PDF download is not available for Arabic and Urdu languages at this time. Please use the browser print function instead

Find out what the different types of bullying look like and what do if your child is being bullied or if they are the bully.

Key points

  • Bullying can take many different forms including hurting people physically, gossiping, teasing, and cyberbullying.
  • If your child has been threatened or assaulted, call the police.

What does bullying look like?

Bullying can take many different forms. It includes:

  • Punching, shoving and other acts that hurt people physically
  • Spreading rumours about people
  • Keeping certain people out of a group
  • Teasing people in a mean way
  • Getting other people to bully someone else
  • Sending harassing or threatening messages online or by text message (cyberbullying)
  • Threatening to do any of the above

What can I do if my child is being bullied?

Many children will have to deal with bullying at least once, but some children deal with it every day. If a child is being bullied, they may feel embarrassed or afraid to tell someone what is happening. If your child tells you that they are being bullied, reassure them that it is not their fault and you will work together to stop the bullying.

Some children will show changes in behaviour when they are being bullied, such as talking less, spending more time alone, or being unhappy and irritable.
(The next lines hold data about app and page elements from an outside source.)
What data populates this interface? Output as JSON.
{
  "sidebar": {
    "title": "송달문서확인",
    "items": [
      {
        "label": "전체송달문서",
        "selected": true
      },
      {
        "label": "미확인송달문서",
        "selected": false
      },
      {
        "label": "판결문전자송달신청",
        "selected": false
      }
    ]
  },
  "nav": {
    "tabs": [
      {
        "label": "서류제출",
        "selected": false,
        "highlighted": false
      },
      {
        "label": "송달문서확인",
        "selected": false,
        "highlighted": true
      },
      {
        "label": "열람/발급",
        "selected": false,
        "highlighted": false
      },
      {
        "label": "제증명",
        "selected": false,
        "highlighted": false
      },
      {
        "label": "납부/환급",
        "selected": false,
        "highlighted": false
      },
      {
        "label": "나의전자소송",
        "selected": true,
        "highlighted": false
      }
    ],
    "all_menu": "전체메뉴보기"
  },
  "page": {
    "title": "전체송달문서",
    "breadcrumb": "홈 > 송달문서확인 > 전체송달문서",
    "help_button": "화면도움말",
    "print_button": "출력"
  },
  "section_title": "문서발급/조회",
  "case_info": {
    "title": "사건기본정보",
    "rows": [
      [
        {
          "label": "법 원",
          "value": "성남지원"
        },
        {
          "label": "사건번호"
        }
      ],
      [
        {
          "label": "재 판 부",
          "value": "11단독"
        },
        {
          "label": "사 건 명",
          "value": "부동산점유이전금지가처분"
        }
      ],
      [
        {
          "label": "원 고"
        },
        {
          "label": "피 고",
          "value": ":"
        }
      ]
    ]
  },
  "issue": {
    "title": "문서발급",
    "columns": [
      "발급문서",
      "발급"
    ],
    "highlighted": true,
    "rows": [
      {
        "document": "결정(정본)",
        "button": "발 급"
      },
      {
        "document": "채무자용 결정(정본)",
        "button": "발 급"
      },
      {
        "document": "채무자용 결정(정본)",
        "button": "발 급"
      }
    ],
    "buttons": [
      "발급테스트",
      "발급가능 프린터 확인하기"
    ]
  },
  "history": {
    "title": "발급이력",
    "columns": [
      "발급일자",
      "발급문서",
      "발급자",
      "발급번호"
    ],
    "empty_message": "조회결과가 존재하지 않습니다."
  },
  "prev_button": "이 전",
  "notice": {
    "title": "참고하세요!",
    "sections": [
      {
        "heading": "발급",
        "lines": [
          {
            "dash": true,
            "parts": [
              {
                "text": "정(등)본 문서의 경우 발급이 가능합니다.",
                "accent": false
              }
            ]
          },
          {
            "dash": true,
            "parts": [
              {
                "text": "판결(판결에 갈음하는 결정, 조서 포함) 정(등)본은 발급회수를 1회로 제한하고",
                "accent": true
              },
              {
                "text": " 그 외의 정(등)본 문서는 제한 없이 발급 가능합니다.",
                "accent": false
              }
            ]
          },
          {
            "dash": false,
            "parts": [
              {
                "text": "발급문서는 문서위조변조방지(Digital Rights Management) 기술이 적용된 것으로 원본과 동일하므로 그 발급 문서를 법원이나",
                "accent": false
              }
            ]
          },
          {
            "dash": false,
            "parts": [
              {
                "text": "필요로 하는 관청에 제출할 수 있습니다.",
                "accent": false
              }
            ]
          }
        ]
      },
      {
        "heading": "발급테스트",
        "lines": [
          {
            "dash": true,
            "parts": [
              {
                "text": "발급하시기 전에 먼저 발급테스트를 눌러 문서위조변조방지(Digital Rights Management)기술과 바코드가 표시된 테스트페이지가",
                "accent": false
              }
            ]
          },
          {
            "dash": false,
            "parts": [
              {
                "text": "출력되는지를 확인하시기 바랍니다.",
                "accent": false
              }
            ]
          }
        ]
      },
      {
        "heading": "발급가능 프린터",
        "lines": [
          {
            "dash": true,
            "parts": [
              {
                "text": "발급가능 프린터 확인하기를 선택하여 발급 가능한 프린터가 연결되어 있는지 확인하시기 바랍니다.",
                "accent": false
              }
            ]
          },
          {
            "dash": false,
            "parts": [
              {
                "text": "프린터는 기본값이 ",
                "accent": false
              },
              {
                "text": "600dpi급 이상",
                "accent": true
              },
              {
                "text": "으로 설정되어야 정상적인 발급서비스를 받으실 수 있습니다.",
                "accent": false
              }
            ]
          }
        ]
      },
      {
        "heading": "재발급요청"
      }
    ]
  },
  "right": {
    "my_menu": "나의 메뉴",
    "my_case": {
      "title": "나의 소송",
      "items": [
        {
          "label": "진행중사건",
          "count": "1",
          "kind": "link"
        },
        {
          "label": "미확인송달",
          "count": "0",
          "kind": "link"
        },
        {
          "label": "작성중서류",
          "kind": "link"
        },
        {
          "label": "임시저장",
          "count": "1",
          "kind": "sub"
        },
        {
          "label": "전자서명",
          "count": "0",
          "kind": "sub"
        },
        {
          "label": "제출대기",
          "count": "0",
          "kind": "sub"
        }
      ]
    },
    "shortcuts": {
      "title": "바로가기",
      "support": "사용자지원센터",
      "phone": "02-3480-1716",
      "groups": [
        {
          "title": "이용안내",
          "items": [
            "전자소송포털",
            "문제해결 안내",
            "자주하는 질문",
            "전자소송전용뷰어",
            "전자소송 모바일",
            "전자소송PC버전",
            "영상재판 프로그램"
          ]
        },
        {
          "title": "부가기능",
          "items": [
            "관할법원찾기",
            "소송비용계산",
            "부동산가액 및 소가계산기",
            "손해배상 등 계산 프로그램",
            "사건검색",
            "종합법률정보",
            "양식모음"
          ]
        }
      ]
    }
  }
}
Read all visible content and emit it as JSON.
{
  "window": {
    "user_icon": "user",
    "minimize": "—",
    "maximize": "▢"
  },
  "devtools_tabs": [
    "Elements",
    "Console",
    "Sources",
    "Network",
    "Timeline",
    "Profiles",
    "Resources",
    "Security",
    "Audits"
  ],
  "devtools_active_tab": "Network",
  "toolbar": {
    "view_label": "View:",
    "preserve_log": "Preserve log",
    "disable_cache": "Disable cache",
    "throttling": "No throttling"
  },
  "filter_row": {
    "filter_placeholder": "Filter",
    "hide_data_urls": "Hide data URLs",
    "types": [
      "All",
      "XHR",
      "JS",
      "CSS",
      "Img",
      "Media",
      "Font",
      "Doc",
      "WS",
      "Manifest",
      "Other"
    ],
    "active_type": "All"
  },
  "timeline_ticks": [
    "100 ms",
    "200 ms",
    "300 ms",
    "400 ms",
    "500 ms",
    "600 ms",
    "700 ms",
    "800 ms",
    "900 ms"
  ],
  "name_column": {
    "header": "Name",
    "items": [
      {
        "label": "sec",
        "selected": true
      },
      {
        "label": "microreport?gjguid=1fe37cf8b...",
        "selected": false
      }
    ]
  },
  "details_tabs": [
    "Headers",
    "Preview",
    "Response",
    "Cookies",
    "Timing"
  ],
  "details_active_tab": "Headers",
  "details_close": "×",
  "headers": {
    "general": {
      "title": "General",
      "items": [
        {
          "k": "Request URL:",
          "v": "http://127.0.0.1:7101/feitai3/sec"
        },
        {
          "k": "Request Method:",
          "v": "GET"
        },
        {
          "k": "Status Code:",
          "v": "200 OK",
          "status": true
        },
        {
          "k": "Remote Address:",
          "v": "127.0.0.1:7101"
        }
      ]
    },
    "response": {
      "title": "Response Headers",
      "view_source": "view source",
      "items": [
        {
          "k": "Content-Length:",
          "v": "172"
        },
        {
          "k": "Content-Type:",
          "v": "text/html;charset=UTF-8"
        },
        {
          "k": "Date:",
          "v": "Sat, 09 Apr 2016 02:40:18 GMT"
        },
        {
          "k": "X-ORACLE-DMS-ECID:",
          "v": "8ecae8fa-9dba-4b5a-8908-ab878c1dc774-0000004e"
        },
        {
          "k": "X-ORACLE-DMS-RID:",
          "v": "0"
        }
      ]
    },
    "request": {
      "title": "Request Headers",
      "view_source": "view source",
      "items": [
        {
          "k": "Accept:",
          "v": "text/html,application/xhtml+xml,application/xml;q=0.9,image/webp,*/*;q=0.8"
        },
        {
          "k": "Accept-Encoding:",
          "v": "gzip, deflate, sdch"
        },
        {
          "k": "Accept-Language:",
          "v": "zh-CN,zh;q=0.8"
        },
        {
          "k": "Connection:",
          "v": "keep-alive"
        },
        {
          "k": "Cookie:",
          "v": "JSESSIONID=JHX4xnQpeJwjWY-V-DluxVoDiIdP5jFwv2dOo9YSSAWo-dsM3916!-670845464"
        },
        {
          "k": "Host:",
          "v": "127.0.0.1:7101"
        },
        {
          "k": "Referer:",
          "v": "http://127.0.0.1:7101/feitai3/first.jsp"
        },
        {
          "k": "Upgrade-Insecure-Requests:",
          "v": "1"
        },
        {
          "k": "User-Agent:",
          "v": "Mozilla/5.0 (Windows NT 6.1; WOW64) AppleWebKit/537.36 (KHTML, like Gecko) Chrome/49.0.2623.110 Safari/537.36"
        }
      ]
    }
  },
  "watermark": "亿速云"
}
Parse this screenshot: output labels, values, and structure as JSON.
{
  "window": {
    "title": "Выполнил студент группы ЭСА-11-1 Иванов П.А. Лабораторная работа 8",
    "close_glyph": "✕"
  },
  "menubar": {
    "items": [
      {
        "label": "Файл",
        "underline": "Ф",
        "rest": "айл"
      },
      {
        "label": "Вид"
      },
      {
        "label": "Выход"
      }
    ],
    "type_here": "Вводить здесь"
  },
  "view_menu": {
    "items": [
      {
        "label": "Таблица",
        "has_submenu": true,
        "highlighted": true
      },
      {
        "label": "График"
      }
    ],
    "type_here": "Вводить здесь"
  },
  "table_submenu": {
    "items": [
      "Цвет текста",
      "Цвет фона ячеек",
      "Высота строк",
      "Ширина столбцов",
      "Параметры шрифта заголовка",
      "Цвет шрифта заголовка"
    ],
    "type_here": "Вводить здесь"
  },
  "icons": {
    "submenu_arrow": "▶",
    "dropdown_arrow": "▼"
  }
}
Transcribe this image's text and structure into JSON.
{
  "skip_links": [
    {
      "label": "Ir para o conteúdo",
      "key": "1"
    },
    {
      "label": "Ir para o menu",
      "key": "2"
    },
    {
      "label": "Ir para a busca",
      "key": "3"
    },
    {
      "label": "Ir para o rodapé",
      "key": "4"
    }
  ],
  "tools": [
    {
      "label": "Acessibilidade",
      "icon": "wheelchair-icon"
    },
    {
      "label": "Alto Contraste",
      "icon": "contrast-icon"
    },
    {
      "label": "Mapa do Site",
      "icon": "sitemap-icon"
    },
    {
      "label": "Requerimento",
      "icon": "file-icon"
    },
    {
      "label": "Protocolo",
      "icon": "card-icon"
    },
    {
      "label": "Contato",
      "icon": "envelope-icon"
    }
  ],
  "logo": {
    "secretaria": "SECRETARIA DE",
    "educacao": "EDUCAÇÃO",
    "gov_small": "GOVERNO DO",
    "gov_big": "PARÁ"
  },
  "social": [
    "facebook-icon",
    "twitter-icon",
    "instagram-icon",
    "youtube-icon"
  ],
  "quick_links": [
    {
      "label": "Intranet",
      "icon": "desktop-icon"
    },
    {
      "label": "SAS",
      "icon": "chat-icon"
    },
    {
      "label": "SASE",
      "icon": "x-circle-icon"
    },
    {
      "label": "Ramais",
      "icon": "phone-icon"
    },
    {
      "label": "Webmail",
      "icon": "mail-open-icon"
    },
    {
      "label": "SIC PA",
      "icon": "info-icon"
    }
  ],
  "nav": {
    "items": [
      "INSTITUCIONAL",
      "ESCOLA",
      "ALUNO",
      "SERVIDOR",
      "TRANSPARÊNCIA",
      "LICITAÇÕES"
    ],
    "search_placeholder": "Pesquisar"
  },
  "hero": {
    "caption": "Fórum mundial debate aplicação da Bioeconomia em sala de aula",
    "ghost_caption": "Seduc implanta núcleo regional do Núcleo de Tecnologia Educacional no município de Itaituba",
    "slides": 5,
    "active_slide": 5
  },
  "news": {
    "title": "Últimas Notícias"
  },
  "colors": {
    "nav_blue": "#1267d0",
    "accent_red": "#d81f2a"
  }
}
If you suspect your child is being bullied but they do not say anything to you or deny it if you ask them, let them know that you are concerned about them. If they do not feel comfortable talking to you, ask them if they would feel more comfortable talking to another adult they trust such as a teacher or guidance counsellor. You could also contact your child's school to let them know you are concerned.

If your child has been assaulted, you should contact the police.

Try giving the following advice to your child who is being bullied:

  • Act brave, even if you don’t feel it. Bullies want to get a reaction out of you. Just ignore them or smile at them if they’re harassing you.
  • Stand up for yourself without being aggressive. Fighting back or being mean back to the bully is not a solution and could end up getting you hurt or into trouble.
  • Hang out with friends who support you. If your friends are the ones who are bullying you, they are not really your friends, and you should find a group of friends who support you and protect you from bullies.

What can I do if my child is a bully?

Children who bully may be trying to cope with their own feelings and difficult situations. Some children who bully are often bullied themselves. Talk to your child about how they are feeling and why. If they do not feel comfortable talking to you, ask them if they would like to speak to a school guidance counsellor or to a therapist.

It’s important to communicate to your child that whatever their reasons for bullying, the behaviour is not appropriate and is harmful to someone else. Focus should be on stopping the bullying behaviour and ensuring your child receives the help they need.

Last updated: May 3rd 2023